**What you need to do:** Look through the material below. Copy every line with the string "JSON" in it.
________
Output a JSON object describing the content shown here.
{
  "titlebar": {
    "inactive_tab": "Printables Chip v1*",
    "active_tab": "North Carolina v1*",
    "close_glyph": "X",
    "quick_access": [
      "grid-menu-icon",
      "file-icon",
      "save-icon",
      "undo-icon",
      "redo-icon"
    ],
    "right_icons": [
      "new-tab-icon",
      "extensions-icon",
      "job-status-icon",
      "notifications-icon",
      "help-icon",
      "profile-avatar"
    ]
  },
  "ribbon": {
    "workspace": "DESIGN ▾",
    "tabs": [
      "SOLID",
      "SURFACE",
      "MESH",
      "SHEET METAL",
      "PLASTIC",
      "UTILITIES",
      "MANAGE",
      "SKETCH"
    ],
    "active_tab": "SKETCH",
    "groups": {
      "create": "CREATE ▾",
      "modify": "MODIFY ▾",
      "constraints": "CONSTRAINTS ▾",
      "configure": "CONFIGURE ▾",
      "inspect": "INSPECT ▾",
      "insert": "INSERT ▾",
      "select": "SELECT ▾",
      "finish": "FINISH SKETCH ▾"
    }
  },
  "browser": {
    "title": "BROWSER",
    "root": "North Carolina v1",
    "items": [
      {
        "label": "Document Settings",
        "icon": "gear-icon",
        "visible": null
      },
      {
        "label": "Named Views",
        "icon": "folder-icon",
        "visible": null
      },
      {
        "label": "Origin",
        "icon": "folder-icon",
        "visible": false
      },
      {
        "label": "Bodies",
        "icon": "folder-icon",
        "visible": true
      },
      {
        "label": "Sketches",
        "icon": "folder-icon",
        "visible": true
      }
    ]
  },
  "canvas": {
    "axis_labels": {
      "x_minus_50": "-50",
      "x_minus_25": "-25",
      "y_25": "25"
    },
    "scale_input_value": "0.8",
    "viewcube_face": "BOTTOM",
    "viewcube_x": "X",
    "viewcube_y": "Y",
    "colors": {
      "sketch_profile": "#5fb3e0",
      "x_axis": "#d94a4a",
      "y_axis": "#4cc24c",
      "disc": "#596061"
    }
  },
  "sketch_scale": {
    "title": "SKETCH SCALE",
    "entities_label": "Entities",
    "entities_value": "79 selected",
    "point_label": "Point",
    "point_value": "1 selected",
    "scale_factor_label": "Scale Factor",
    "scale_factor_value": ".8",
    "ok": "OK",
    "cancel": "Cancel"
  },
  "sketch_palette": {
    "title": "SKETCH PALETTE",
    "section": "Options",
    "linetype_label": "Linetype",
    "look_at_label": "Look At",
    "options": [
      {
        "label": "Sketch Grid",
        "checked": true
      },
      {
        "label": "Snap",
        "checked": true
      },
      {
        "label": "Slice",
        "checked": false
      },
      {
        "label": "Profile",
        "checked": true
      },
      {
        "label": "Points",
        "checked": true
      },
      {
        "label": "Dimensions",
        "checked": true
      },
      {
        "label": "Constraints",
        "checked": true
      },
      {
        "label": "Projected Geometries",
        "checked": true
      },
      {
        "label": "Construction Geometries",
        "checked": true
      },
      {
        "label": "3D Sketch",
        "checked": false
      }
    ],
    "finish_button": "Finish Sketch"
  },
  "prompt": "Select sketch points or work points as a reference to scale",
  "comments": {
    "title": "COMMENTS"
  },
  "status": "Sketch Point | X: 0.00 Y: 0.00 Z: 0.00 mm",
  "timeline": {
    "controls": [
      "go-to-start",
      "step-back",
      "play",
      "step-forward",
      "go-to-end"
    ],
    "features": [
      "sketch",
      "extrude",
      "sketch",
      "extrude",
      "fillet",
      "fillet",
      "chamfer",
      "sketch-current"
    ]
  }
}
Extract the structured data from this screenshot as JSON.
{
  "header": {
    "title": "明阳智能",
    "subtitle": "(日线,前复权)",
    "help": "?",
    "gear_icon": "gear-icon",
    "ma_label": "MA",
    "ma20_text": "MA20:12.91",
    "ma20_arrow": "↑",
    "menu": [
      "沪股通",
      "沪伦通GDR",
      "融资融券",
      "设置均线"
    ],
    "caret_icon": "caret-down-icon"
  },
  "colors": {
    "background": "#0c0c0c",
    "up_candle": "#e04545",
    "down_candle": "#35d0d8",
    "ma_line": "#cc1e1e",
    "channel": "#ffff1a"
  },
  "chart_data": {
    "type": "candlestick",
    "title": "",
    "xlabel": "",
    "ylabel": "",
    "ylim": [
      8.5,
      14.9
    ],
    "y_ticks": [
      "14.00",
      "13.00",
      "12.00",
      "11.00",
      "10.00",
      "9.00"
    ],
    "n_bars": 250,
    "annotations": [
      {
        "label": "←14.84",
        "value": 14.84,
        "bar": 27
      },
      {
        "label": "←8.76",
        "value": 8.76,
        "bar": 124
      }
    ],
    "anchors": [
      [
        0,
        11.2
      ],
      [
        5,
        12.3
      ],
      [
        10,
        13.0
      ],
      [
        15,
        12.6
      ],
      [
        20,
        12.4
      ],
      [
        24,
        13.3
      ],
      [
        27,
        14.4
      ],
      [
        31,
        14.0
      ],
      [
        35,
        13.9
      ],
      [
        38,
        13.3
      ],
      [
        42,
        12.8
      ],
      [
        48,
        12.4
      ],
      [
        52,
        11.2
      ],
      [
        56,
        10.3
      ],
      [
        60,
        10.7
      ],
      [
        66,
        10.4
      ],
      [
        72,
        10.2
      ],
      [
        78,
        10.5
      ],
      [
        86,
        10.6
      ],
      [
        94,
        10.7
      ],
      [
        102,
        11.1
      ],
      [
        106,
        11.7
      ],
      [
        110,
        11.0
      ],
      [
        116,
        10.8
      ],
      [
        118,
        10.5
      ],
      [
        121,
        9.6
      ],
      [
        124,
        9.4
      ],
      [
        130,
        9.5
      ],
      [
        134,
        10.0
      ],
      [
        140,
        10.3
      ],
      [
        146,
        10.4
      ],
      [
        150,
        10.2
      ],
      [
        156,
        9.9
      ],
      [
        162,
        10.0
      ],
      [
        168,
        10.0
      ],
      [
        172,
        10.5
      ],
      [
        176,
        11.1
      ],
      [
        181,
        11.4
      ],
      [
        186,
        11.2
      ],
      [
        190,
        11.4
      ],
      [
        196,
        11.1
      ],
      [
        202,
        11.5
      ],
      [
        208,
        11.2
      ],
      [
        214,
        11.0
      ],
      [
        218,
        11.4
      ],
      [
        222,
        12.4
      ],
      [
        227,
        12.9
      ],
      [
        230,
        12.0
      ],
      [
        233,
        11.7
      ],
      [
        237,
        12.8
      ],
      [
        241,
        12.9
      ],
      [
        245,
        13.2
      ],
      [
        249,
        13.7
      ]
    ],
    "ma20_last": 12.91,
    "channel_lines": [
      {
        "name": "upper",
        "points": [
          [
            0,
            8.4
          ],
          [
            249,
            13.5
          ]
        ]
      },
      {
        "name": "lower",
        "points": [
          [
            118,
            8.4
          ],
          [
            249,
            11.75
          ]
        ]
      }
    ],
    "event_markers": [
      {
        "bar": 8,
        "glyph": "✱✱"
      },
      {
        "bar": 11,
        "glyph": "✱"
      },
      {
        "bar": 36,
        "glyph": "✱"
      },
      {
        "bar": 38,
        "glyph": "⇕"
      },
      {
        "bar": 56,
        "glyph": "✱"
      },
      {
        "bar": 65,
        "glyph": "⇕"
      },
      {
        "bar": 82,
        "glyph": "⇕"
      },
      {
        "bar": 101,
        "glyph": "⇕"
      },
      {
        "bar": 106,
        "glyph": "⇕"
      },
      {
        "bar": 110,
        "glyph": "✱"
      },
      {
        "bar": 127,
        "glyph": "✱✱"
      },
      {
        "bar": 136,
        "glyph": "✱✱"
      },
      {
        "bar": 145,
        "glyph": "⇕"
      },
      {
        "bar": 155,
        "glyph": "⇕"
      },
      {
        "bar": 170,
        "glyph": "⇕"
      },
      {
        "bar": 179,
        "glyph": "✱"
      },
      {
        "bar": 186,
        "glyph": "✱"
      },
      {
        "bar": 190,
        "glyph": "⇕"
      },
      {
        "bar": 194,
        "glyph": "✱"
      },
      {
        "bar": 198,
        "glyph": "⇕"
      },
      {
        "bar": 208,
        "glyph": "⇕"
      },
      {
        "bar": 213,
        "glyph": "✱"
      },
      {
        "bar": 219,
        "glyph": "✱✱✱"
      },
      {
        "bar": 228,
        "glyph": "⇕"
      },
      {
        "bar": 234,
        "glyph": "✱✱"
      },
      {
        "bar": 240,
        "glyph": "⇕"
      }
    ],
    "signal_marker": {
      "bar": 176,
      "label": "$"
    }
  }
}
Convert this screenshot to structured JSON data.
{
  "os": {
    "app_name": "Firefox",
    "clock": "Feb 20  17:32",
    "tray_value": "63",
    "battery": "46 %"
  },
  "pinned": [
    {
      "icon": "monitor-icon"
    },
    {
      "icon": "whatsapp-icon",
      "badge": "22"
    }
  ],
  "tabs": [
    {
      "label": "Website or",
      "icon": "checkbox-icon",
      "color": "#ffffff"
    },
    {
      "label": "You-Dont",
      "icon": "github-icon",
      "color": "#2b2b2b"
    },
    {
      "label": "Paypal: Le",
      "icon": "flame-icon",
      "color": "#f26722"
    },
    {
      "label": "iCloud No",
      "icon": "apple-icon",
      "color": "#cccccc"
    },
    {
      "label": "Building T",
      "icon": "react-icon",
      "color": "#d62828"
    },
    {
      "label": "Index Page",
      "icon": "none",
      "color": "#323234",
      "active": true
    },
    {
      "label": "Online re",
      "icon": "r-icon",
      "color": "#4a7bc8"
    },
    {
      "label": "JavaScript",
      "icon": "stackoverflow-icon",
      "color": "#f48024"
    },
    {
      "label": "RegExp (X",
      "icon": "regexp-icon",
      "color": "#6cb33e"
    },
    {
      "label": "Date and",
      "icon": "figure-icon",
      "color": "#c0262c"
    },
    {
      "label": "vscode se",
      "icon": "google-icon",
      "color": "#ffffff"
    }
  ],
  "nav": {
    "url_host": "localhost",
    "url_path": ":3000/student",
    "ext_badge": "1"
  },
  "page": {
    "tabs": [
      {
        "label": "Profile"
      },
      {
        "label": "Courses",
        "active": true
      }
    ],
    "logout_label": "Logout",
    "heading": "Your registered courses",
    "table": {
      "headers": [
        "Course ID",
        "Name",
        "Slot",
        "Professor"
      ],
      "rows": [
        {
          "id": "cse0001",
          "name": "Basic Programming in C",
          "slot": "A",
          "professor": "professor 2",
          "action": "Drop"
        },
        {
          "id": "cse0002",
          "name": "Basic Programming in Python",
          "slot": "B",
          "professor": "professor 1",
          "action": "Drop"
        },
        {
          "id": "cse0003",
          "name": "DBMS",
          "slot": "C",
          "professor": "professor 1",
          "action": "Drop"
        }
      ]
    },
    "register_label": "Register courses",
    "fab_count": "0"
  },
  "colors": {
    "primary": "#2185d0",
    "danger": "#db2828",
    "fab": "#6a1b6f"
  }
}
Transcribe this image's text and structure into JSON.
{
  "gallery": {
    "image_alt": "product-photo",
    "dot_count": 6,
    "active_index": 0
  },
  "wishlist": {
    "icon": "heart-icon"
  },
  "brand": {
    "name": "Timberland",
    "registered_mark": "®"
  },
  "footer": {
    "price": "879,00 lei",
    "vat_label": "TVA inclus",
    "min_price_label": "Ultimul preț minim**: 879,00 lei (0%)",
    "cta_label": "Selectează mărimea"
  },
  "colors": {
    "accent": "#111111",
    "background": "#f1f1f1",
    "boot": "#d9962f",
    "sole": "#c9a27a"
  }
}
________
**Answer to this exercise:**
Output a JSON object describing the content shown here.
Extract the structured data from this screenshot as JSON.
Convert this screenshot to structured JSON data.
Transcribe this image's text and structure into JSON.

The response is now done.